Congolese workers interviewed as part of the report spoke of being “subjected to excessive working hours, degrading treatment, violence, discrimination, racism, unsafe working conditions, and a disregard for even basic health provision.”[15]

What more needs to be done?

Whilst COP26 made clear that a move away from traditional diesel or petrol fuelled vehicles and a transition to cleaner forms of transport is essential to meet emissions targets, there is more that needs to be done to reduce the carbon footprint of EVs and ensure protection for workers that mine the raw materials needed to produce EVs.

These include:

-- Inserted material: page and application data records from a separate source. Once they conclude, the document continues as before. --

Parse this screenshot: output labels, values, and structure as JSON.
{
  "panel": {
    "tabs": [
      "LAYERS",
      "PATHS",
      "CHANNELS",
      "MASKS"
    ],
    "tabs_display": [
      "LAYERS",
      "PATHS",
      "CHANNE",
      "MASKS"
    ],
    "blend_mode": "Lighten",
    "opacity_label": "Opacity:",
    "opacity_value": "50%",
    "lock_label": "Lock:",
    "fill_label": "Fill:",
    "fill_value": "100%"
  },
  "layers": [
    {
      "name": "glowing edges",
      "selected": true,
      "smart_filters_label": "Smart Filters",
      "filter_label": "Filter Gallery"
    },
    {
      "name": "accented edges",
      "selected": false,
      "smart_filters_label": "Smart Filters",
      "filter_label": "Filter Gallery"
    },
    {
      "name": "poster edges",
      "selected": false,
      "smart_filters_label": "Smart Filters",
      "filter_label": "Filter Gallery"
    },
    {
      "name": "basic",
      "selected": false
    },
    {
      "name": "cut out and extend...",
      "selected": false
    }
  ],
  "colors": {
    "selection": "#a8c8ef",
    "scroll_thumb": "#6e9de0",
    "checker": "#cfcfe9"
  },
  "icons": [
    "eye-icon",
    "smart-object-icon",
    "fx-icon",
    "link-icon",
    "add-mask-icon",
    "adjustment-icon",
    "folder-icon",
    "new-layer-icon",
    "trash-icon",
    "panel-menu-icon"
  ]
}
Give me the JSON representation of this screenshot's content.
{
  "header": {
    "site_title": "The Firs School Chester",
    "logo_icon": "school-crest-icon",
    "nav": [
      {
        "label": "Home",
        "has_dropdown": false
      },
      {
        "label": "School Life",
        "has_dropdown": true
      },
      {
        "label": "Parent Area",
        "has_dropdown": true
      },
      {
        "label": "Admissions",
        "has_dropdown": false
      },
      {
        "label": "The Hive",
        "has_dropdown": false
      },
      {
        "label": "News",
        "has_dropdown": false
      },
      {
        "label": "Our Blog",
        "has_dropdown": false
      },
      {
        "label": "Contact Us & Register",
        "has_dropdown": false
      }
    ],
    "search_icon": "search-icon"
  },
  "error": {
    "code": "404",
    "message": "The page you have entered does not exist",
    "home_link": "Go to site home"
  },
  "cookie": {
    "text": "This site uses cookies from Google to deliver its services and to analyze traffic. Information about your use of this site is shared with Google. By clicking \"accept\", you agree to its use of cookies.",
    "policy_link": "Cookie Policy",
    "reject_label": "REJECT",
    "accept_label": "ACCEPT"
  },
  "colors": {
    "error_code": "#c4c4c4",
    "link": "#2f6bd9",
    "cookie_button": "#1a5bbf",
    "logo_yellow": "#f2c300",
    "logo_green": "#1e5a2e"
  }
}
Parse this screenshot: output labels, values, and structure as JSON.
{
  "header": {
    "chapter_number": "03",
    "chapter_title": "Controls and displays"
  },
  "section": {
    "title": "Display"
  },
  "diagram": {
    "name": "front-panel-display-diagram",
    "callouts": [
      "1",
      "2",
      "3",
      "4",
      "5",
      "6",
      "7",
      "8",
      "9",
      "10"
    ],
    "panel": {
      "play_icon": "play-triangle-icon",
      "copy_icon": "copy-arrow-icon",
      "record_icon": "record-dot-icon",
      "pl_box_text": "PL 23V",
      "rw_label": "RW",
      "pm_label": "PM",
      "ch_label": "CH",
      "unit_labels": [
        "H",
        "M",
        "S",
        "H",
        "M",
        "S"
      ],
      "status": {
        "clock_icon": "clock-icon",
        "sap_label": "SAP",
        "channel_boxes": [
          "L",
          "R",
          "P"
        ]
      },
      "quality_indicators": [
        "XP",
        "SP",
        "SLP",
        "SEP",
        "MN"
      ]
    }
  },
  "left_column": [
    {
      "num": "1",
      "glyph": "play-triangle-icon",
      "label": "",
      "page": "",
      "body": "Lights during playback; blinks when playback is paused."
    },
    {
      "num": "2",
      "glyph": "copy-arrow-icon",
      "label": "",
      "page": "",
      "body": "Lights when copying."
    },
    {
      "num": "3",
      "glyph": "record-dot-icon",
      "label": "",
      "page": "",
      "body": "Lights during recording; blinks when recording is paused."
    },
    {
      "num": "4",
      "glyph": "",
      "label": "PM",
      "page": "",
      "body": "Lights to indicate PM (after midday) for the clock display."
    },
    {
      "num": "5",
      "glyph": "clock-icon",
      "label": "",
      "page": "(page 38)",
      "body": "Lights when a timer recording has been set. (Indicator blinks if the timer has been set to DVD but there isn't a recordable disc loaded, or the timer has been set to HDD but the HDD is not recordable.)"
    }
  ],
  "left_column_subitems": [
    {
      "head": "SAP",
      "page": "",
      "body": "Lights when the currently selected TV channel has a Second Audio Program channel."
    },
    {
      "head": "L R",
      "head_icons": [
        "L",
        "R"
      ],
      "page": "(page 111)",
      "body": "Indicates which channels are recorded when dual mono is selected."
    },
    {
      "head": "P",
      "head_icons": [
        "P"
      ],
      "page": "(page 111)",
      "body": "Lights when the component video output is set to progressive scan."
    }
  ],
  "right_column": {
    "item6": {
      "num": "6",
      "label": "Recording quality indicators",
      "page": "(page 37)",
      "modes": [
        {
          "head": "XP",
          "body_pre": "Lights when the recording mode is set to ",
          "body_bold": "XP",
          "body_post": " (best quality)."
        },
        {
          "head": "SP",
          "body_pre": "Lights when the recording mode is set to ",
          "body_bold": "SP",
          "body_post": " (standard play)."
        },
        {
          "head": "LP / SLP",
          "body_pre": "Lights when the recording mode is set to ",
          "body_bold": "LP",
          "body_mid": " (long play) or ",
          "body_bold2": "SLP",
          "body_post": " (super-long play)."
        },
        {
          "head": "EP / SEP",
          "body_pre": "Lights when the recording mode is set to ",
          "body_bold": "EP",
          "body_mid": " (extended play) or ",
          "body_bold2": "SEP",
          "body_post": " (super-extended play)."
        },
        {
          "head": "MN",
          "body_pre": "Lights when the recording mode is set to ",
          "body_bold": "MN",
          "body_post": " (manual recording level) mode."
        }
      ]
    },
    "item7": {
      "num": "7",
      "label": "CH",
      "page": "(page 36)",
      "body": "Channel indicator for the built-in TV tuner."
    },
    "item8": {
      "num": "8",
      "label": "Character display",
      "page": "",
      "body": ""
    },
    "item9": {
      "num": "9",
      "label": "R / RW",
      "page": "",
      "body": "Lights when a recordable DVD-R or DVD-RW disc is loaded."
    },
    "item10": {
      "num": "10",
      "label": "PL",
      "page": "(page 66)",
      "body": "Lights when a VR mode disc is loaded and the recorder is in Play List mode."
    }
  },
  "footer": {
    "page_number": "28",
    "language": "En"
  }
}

  • Ensuring that a greater proportion of the electricity consumed by EVs is derived from renewable energy sources. Global governments need to support disinvestment in fossil fuels and accelerate their investment in renewable energy sources. The higher the proportion of renewable energy generated by a country, the lower the total life cycle emissions generated by EVs will be.
  • Vehicle manufacturers should ensure transparency from their suppliers and only choose to work with those that uphold international laws and standards regarding labour, human rights, and the environment.
  • Governments must invest in and fund research into how to lower the impact of EV manufacturing on the environment, including research into new technology for batteries so that they use fewer mined materials.
  • Greater research and investment into technology and infrastructure to ensure the recycling of components from EVs as these can be used in the manufacturing of future vehicles, which will lead to a reduction in emissions generated by EVs in the future[16].
[1], page 13
[5] See 1 and 3 above.
[9] See 7 above
[10] Ibid.
[11] Life cycle greenhouse gas emissions of Electric Vehicles in China: Combining the vehicle cycle and fuel cycle, Energy, Volume 177, 15 June 2019, Pages 222-233
[12] Ibid.

More Opinions

Tom Goodhead: Fighting the rise of predatory extractivism
Tom Goodhead joined experts and victims of environmental crimes in Brazil at Harvard University to discuss extractive industries.
Read More
Navigating Medical Treatment for Gender Dysphoria in Young People: Insights from the Cass Review April 2024
The Final Cass Report was published in April 2024, over three and a half years later and two years after her Interim Report was published. The purpose...
Read More
The Law and Economics of climate and ESG legal risk management
While environmental and governance strategies are nothing new, the field of ESG legal risk management is growing exponentially.
Read More